*** Opening of INPUT RECORDS ***

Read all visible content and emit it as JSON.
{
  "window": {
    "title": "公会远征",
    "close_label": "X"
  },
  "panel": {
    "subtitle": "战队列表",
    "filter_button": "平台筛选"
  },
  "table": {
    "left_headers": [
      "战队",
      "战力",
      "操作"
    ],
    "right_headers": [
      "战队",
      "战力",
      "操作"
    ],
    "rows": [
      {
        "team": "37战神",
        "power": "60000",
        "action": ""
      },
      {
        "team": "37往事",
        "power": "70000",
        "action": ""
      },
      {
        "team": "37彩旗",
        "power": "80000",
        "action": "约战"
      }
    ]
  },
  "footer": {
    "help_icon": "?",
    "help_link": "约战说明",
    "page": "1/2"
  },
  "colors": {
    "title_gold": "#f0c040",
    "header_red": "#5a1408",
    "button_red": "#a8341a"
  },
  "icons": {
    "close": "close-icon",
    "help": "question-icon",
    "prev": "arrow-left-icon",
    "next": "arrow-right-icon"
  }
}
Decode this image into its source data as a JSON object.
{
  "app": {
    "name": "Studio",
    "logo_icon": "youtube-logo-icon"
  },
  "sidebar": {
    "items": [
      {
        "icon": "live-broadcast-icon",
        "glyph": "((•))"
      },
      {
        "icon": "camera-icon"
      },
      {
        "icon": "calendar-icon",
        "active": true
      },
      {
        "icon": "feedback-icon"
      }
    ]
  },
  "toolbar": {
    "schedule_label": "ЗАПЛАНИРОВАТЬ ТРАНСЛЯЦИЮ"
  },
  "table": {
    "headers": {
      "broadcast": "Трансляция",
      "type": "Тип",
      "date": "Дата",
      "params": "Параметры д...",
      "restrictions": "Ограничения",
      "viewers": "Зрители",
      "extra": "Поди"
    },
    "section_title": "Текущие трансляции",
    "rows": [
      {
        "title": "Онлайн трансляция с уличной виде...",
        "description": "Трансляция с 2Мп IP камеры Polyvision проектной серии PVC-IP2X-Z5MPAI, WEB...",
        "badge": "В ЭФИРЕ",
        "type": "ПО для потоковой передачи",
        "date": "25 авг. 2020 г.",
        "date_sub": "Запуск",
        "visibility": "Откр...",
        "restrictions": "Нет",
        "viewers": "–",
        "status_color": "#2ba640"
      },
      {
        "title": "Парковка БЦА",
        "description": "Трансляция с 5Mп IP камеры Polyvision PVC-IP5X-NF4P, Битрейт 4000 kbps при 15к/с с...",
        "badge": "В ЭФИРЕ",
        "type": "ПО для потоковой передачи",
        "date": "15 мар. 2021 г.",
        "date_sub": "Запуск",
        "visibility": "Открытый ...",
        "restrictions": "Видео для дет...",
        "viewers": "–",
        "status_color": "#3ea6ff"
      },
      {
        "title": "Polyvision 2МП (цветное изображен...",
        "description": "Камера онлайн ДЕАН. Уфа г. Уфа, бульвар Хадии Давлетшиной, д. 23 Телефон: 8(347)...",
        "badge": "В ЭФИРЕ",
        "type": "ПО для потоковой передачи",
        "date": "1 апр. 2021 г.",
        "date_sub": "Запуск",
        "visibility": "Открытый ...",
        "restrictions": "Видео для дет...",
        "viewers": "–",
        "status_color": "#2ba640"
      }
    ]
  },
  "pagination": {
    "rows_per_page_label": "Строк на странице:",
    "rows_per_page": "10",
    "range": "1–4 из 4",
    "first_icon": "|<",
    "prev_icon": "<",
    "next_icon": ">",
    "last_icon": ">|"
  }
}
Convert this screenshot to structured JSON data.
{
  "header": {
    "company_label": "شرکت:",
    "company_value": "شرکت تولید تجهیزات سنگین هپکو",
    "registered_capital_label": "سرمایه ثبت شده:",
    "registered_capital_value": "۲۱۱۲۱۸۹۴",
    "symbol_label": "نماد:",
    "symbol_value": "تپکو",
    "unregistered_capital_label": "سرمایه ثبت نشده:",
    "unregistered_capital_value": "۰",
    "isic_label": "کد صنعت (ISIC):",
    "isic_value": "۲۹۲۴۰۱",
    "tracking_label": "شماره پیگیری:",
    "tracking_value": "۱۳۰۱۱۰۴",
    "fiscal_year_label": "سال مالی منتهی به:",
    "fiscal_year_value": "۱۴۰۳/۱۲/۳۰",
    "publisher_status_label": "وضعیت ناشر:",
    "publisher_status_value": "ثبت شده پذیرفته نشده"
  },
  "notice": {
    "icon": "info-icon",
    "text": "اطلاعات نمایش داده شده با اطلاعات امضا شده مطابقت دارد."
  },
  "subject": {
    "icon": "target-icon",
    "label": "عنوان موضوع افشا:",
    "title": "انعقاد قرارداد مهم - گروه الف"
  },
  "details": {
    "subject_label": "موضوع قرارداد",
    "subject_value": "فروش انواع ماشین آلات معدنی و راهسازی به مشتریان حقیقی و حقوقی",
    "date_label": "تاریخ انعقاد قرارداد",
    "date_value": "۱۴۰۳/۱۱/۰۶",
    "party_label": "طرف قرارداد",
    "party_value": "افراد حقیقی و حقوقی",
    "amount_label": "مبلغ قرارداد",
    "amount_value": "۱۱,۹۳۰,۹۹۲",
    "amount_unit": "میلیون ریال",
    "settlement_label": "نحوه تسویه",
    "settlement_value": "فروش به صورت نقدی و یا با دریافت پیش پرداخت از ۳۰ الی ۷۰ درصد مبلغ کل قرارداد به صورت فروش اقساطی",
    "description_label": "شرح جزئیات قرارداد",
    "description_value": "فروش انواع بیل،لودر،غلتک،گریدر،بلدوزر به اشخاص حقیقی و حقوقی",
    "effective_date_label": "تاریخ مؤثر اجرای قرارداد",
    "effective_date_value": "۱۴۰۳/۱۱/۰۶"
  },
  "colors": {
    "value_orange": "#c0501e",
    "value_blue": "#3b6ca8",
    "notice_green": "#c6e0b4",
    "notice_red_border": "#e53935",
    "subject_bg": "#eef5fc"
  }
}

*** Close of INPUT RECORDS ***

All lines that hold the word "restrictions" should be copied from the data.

      "restrictions": "Ограничения",
        "restrictions": "Нет",
        "restrictions": "Видео для дет...",
        "restrictions": "Видео для дет...",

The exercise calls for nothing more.